I think the question we're ultimately considering is the value of performance (or capability of performance) beyond that necessary and sufficient for achieving the desired results. Do we pursue (and "stockpile" or "bank" such additional capability) in anticipation of its need, or for its own sake? Or do we develop a capability for creating such additional capability "on-demand"?

I don't think I've addressed your request for alternative ways to talk about what you call excellence, but this question of the value of "unnecessary competence" is what vexes me at the moment.


Richard Veryard said...

Thanks Len

You accept that excellence can be multidimensional, but then surely desire (as in "the desired results") is also multidimensional. There are different desires with different timescales and modalities. Within an organization, there may be desire for innovation and change, desire for long-term development and growth, as well as desire for immediate gratification and short-term profit. What is necessary and sufficient for short-term profit may not be sufficient for longer-term viability.

I am troubled by your notion of "unnecessary competence", because it suggests an orderly and predictable world. Whereas in our chaotic world, things can go from irrelevant to revolutionary without missing a beat.

When Steve Jobs dropped out of college, he acquired some quite unnecessary competence in calligraphy.
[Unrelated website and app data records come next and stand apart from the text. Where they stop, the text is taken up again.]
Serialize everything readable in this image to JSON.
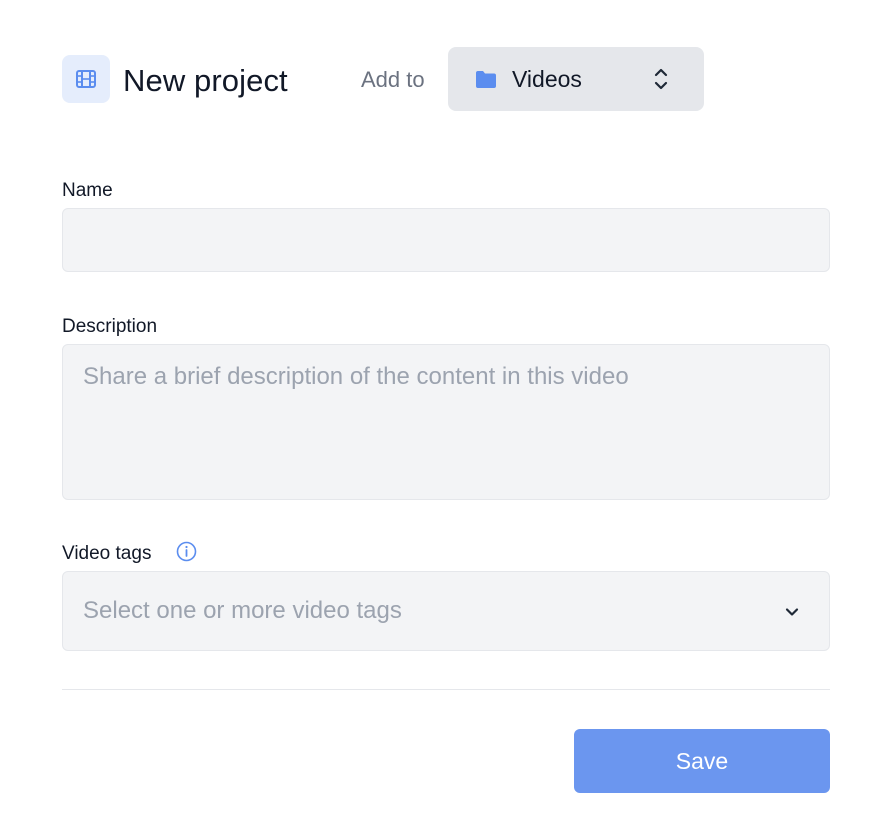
{
  "header": {
    "title": "New project",
    "add_to_label": "Add to",
    "folder": {
      "selected": "Videos",
      "icon": "folder-icon"
    },
    "project_icon": "film-icon"
  },
  "form": {
    "name": {
      "label": "Name",
      "value": "",
      "placeholder": ""
    },
    "description": {
      "label": "Description",
      "value": "",
      "placeholder": "Share a brief description of the content in this video"
    },
    "video_tags": {
      "label": "Video tags",
      "placeholder": "Select one or more video tags",
      "info_icon": "info-icon",
      "dropdown_icon": "chevron-down-icon"
    }
  },
  "actions": {
    "save_label": "Save"
  },
  "colors": {
    "accent": "#6b96ef",
    "icon_blue": "#5b8def",
    "icon_bg": "#e5edfc",
    "input_bg": "#f3f4f6",
    "select_bg": "#e5e7eb"
  }
}
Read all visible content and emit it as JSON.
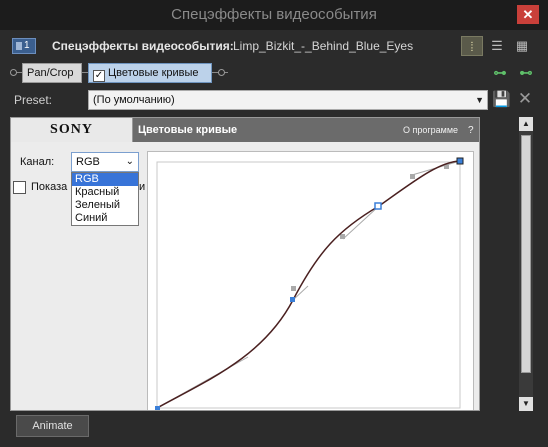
{
  "window": {
    "title": "Спецэффекты видеособытия",
    "close_glyph": "✕"
  },
  "header": {
    "chain_badge": "1",
    "fx_title": "Спецэффекты видеособытия:",
    "event_name": "Limp_Bizkit_-_Behind_Blue_Eyes",
    "view_icons": [
      "list-detail-icon",
      "list-icon",
      "grid-icon"
    ]
  },
  "chain": {
    "plugins": [
      {
        "label": "Pan/Crop",
        "active": false
      },
      {
        "label": "Цветовые кривые",
        "active": true,
        "checked": true
      }
    ]
  },
  "preset": {
    "label": "Preset:",
    "value": "(По умолчанию)"
  },
  "panel": {
    "brand": "SONY",
    "plugin_name": "Цветовые кривые",
    "about": "О программе",
    "help": "?",
    "channel_label": "Канал:",
    "channel_value": "RGB",
    "channel_options": [
      "RGB",
      "Красный",
      "Зеленый",
      "Синий"
    ],
    "show_label": "Показа",
    "show_label_tail": "и"
  },
  "curve": {
    "points": [
      [
        0,
        0
      ],
      [
        0.4,
        0.45
      ],
      [
        0.68,
        0.83
      ],
      [
        1,
        1
      ]
    ],
    "curve_color": "#4a2020",
    "handle_color": "#3a7fd8"
  },
  "footer": {
    "animate": "Animate"
  },
  "colors": {
    "accent": "#3874d8",
    "close": "#c9403a",
    "title": "#8a8a8a"
  }
}
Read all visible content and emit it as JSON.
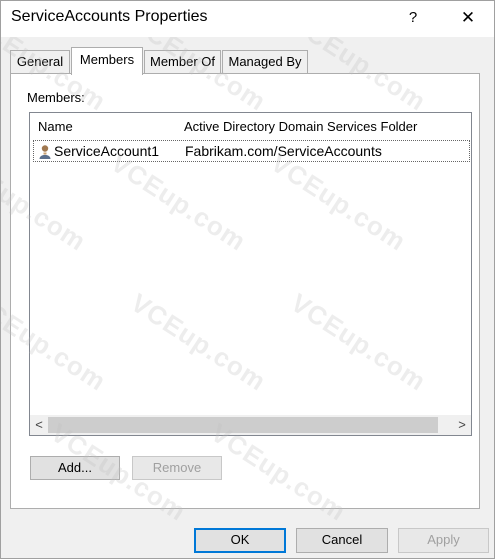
{
  "window": {
    "title": "ServiceAccounts Properties",
    "help_glyph": "?",
    "close_glyph": "✕"
  },
  "tabs": [
    {
      "label": "General",
      "active": false
    },
    {
      "label": "Members",
      "active": true
    },
    {
      "label": "Member Of",
      "active": false
    },
    {
      "label": "Managed By",
      "active": false
    }
  ],
  "members": {
    "label": "Members:",
    "columns": [
      "Name",
      "Active Directory Domain Services Folder"
    ],
    "rows": [
      {
        "name": "ServiceAccount1",
        "folder": "Fabrikam.com/ServiceAccounts",
        "icon": "user-icon"
      }
    ],
    "scroll_left": "<",
    "scroll_right": ">"
  },
  "buttons": {
    "add": "Add...",
    "remove": "Remove",
    "ok": "OK",
    "cancel": "Cancel",
    "apply": "Apply"
  },
  "watermark_text": "VCEup.com",
  "colors": {
    "focus_border": "#0078d7",
    "disabled_text": "#a0a0a0"
  }
}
Neither he nor anyone else knew where this competence would lead. As he said later,

you can't connect the dots looking forward you can only connect them looking backwards